### EXTRACTED ENTRIES:

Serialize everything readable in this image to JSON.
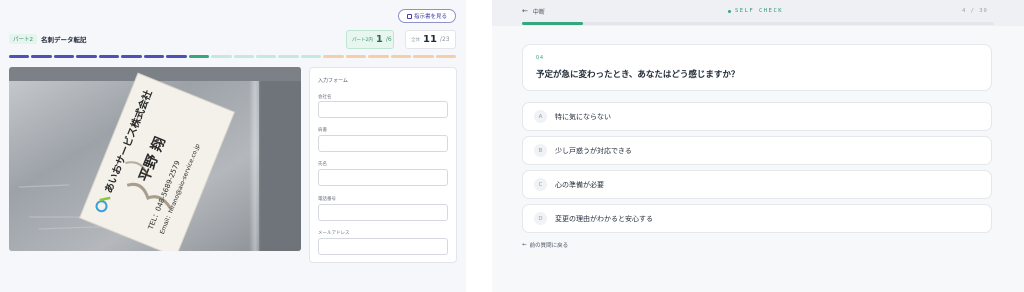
{
  "left": {
    "instructions_button": "指示書を見る",
    "part_tag": "パート2",
    "title": "名刺データ転記",
    "part_counter": {
      "label": "パート2内",
      "current": "1",
      "total": "/6"
    },
    "all_counter": {
      "label": "全体",
      "current": "11",
      "total": "/23"
    },
    "segments": [
      "done",
      "done",
      "done",
      "done",
      "done",
      "done",
      "done",
      "done",
      "cur",
      "p2",
      "p2",
      "p2",
      "p2",
      "p2",
      "p3",
      "p3",
      "p3",
      "p3",
      "p3",
      "p3"
    ],
    "card": {
      "company": "あいおサービス株式会社",
      "name": "平野 翔",
      "tel": "TEL：048-5689-2579",
      "email": "Email：hirano@aio-service.co.jp"
    },
    "form": {
      "title": "入力フォーム",
      "fields": [
        {
          "label": "会社名",
          "value": ""
        },
        {
          "label": "肩書",
          "value": ""
        },
        {
          "label": "氏名",
          "value": ""
        },
        {
          "label": "電話番号",
          "value": ""
        },
        {
          "label": "メールアドレス",
          "value": ""
        }
      ]
    }
  },
  "right": {
    "interrupt_label": "中断",
    "self_check": "SELF CHECK",
    "question_count": "4 / 30",
    "progress": 0.13,
    "question": {
      "number": "Q4",
      "text": "予定が急に変わったとき、あなたはどう感じますか？"
    },
    "options": [
      {
        "letter": "A",
        "text": "特に気にならない"
      },
      {
        "letter": "B",
        "text": "少し戸惑うが対応できる"
      },
      {
        "letter": "C",
        "text": "心の準備が必要"
      },
      {
        "letter": "D",
        "text": "変更の理由がわかると安心する"
      }
    ],
    "back_label": "前の質問に戻る"
  },
  "colors": {
    "accent_green": "#34a77c",
    "accent_indigo": "#4d51b8"
  }
}
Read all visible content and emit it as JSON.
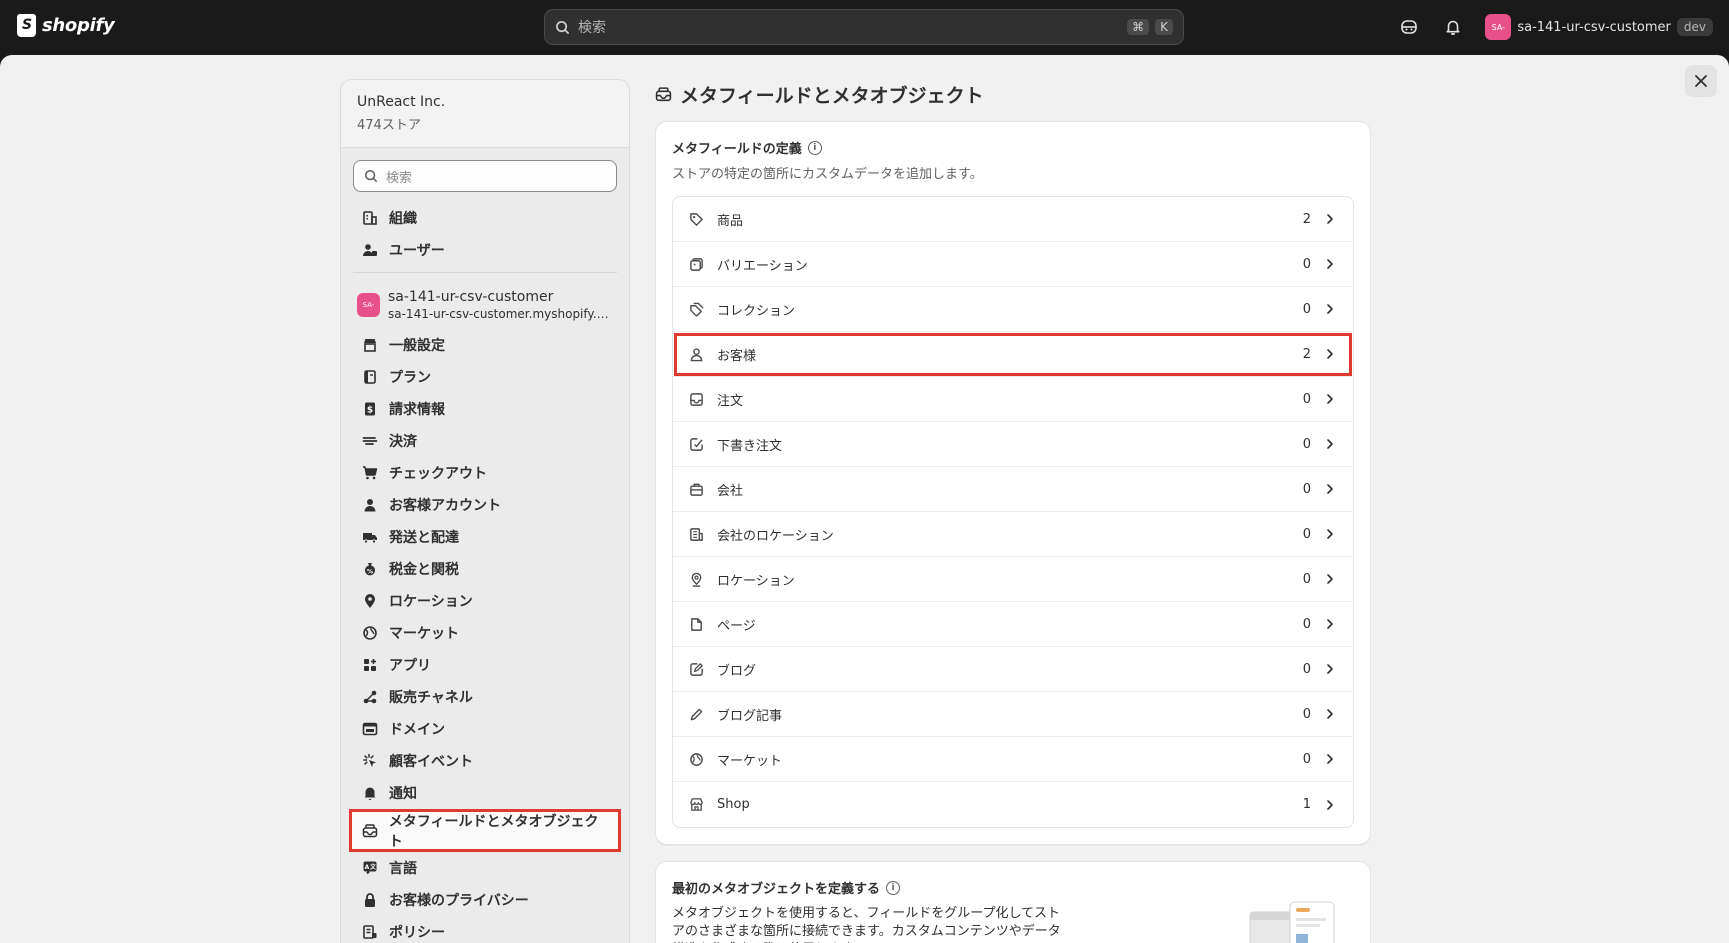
{
  "topbar": {
    "logo_text": "shopify",
    "search_placeholder": "検索",
    "shortcut_key1": "⌘",
    "shortcut_key2": "K",
    "store_avatar": "SA-",
    "store_name": "sa-141-ur-csv-customer",
    "env_badge": "dev"
  },
  "sidebar": {
    "org_name": "UnReact Inc.",
    "org_count": "474ストア",
    "search_placeholder": "検索",
    "top_items": [
      {
        "label": "組織",
        "icon": "building-icon"
      },
      {
        "label": "ユーザー",
        "icon": "users-icon"
      }
    ],
    "store": {
      "avatar": "SA-",
      "name": "sa-141-ur-csv-customer",
      "domain": "sa-141-ur-csv-customer.myshopify.c..."
    },
    "items": [
      {
        "label": "一般設定",
        "icon": "store-icon"
      },
      {
        "label": "プラン",
        "icon": "plan-icon"
      },
      {
        "label": "請求情報",
        "icon": "billing-icon"
      },
      {
        "label": "決済",
        "icon": "payments-icon"
      },
      {
        "label": "チェックアウト",
        "icon": "cart-icon"
      },
      {
        "label": "お客様アカウント",
        "icon": "person-icon"
      },
      {
        "label": "発送と配達",
        "icon": "truck-icon"
      },
      {
        "label": "税金と関税",
        "icon": "tax-icon"
      },
      {
        "label": "ロケーション",
        "icon": "location-icon"
      },
      {
        "label": "マーケット",
        "icon": "globe-icon"
      },
      {
        "label": "アプリ",
        "icon": "apps-icon"
      },
      {
        "label": "販売チャネル",
        "icon": "channels-icon"
      },
      {
        "label": "ドメイン",
        "icon": "domain-icon"
      },
      {
        "label": "顧客イベント",
        "icon": "events-icon"
      },
      {
        "label": "通知",
        "icon": "bell-icon"
      },
      {
        "label": "メタフィールドとメタオブジェクト",
        "icon": "metafields-icon"
      },
      {
        "label": "言語",
        "icon": "language-icon"
      },
      {
        "label": "お客様のプライバシー",
        "icon": "lock-icon"
      },
      {
        "label": "ポリシー",
        "icon": "policy-icon"
      }
    ]
  },
  "content": {
    "title": "メタフィールドとメタオブジェクト",
    "definitions_card": {
      "title": "メタフィールドの定義",
      "subtitle": "ストアの特定の箇所にカスタムデータを追加します。",
      "rows": [
        {
          "label": "商品",
          "count": "2",
          "icon": "tag-icon"
        },
        {
          "label": "バリエーション",
          "count": "0",
          "icon": "variant-icon"
        },
        {
          "label": "コレクション",
          "count": "0",
          "icon": "collection-icon"
        },
        {
          "label": "お客様",
          "count": "2",
          "icon": "person-icon"
        },
        {
          "label": "注文",
          "count": "0",
          "icon": "inbox-icon"
        },
        {
          "label": "下書き注文",
          "count": "0",
          "icon": "draft-order-icon"
        },
        {
          "label": "会社",
          "count": "0",
          "icon": "company-icon"
        },
        {
          "label": "会社のロケーション",
          "count": "0",
          "icon": "building-icon"
        },
        {
          "label": "ロケーション",
          "count": "0",
          "icon": "location-icon"
        },
        {
          "label": "ページ",
          "count": "0",
          "icon": "page-icon"
        },
        {
          "label": "ブログ",
          "count": "0",
          "icon": "blog-icon"
        },
        {
          "label": "ブログ記事",
          "count": "0",
          "icon": "pencil-icon"
        },
        {
          "label": "マーケット",
          "count": "0",
          "icon": "globe-icon"
        },
        {
          "label": "Shop",
          "count": "1",
          "icon": "shop-icon"
        }
      ]
    },
    "metaobject_card": {
      "title": "最初のメタオブジェクトを定義する",
      "text": "メタオブジェクトを使用すると、フィールドをグループ化してストアのさまざまな箇所に接続できます。カスタムコンテンツやデータ構造を作成する際に使用します。"
    }
  },
  "colors": {
    "highlight": "#e03a2f",
    "avatar": "#e8508a"
  }
}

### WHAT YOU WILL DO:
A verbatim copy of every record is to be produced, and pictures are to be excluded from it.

### RESPONSE TO THIS TASK:
Serialize everything readable in this image to JSON.
{
  "left": {
    "instructions_button": "指示書を見る",
    "part_tag": "パート2",
    "title": "名刺データ転記",
    "part_counter": {
      "label": "パート2内",
      "current": "1",
      "total": "/6"
    },
    "all_counter": {
      "label": "全体",
      "current": "11",
      "total": "/23"
    },
    "segments": [
      "done",
      "done",
      "done",
      "done",
      "done",
      "done",
      "done",
      "done",
      "cur",
      "p2",
      "p2",
      "p2",
      "p2",
      "p2",
      "p3",
      "p3",
      "p3",
      "p3",
      "p3",
      "p3"
    ],
    "card": {
      "company": "あいおサービス株式会社",
      "name": "平野 翔",
      "tel": "TEL：048-5689-2579",
      "email": "Email：hirano@aio-service.co.jp"
    },
    "form": {
      "title": "入力フォーム",
      "fields": [
        {
          "label": "会社名",
          "value": ""
        },
        {
          "label": "肩書",
          "value": ""
        },
        {
          "label": "氏名",
          "value": ""
        },
        {
          "label": "電話番号",
          "value": ""
        },
        {
          "label": "メールアドレス",
          "value": ""
        }
      ]
    }
  },
  "right": {
    "interrupt_label": "中断",
    "self_check": "SELF CHECK",
    "question_count": "4 / 30",
    "progress": 0.13,
    "question": {
      "number": "Q4",
      "text": "予定が急に変わったとき、あなたはどう感じますか？"
    },
    "options": [
      {
        "letter": "A",
        "text": "特に気にならない"
      },
      {
        "letter": "B",
        "text": "少し戸惑うが対応できる"
      },
      {
        "letter": "C",
        "text": "心の準備が必要"
      },
      {
        "letter": "D",
        "text": "変更の理由がわかると安心する"
      }
    ],
    "back_label": "前の質問に戻る"
  },
  "colors": {
    "accent_green": "#34a77c",
    "accent_indigo": "#4d51b8"
  }
}
Read all visible content and emit it as JSON.
{
  "topbar": {
    "logo_text": "shopify",
    "search_placeholder": "検索",
    "shortcut_key1": "⌘",
    "shortcut_key2": "K",
    "store_avatar": "SA-",
    "store_name": "sa-141-ur-csv-customer",
    "env_badge": "dev"
  },
  "sidebar": {
    "org_name": "UnReact Inc.",
    "org_count": "474ストア",
    "search_placeholder": "検索",
    "top_items": [
      {
        "label": "組織",
        "icon": "building-icon"
      },
      {
        "label": "ユーザー",
        "icon": "users-icon"
      }
    ],
    "store": {
      "avatar": "SA-",
      "name": "sa-141-ur-csv-customer",
      "domain": "sa-141-ur-csv-customer.myshopify.c..."
    },
    "items": [
      {
        "label": "一般設定",
        "icon": "store-icon"
      },
      {
        "label": "プラン",
        "icon": "plan-icon"
      },
      {
        "label": "請求情報",
        "icon": "billing-icon"
      },
      {
        "label": "決済",
        "icon": "payments-icon"
      },
      {
        "label": "チェックアウト",
        "icon": "cart-icon"
      },
      {
        "label": "お客様アカウント",
        "icon": "person-icon"
      },
      {
        "label": "発送と配達",
        "icon": "truck-icon"
      },
      {
        "label": "税金と関税",
        "icon": "tax-icon"
      },
      {
        "label": "ロケーション",
        "icon": "location-icon"
      },
      {
        "label": "マーケット",
        "icon": "globe-icon"
      },
      {
        "label": "アプリ",
        "icon": "apps-icon"
      },
      {
        "label": "販売チャネル",
        "icon": "channels-icon"
      },
      {
        "label": "ドメイン",
        "icon": "domain-icon"
      },
      {
        "label": "顧客イベント",
        "icon": "events-icon"
      },
      {
        "label": "通知",
        "icon": "bell-icon"
      },
      {
        "label": "メタフィールドとメタオブジェクト",
        "icon": "metafields-icon"
      },
      {
        "label": "言語",
        "icon": "language-icon"
      },
      {
        "label": "お客様のプライバシー",
        "icon": "lock-icon"
      },
      {
        "label": "ポリシー",
        "icon": "policy-icon"
      }
    ]
  },
  "content": {
    "title": "メタフィールドとメタオブジェクト",
    "definitions_card": {
      "title": "メタフィールドの定義",
      "subtitle": "ストアの特定の箇所にカスタムデータを追加します。",
      "rows": [
        {
          "label": "商品",
          "count": "2",
          "icon": "tag-icon"
        },
        {
          "label": "バリエーション",
          "count": "0",
          "icon": "variant-icon"
        },
        {
          "label": "コレクション",
          "count": "0",
          "icon": "collection-icon"
        },
        {
          "label": "お客様",
          "count": "2",
          "icon": "person-icon"
        },
        {
          "label": "注文",
          "count": "0",
          "icon": "inbox-icon"
        },
        {
          "label": "下書き注文",
          "count": "0",
          "icon": "draft-order-icon"
        },
        {
          "label": "会社",
          "count": "0",
          "icon": "company-icon"
        },
        {
          "label": "会社のロケーション",
          "count": "0",
          "icon": "building-icon"
        },
        {
          "label": "ロケーション",
          "count": "0",
          "icon": "location-icon"
        },
        {
          "label": "ページ",
          "count": "0",
          "icon": "page-icon"
        },
        {
          "label": "ブログ",
          "count": "0",
          "icon": "blog-icon"
        },
        {
          "label": "ブログ記事",
          "count": "0",
          "icon": "pencil-icon"
        },
        {
          "label": "マーケット",
          "count": "0",
          "icon": "globe-icon"
        },
        {
          "label": "Shop",
          "count": "1",
          "icon": "shop-icon"
        }
      ]
    },
    "metaobject_card": {
      "title": "最初のメタオブジェクトを定義する",
      "text": "メタオブジェクトを使用すると、フィールドをグループ化してストアのさまざまな箇所に接続できます。カスタムコンテンツやデータ構造を作成する際に使用します。"
    }
  },
  "colors": {
    "highlight": "#e03a2f",
    "avatar": "#e8508a"
  }
}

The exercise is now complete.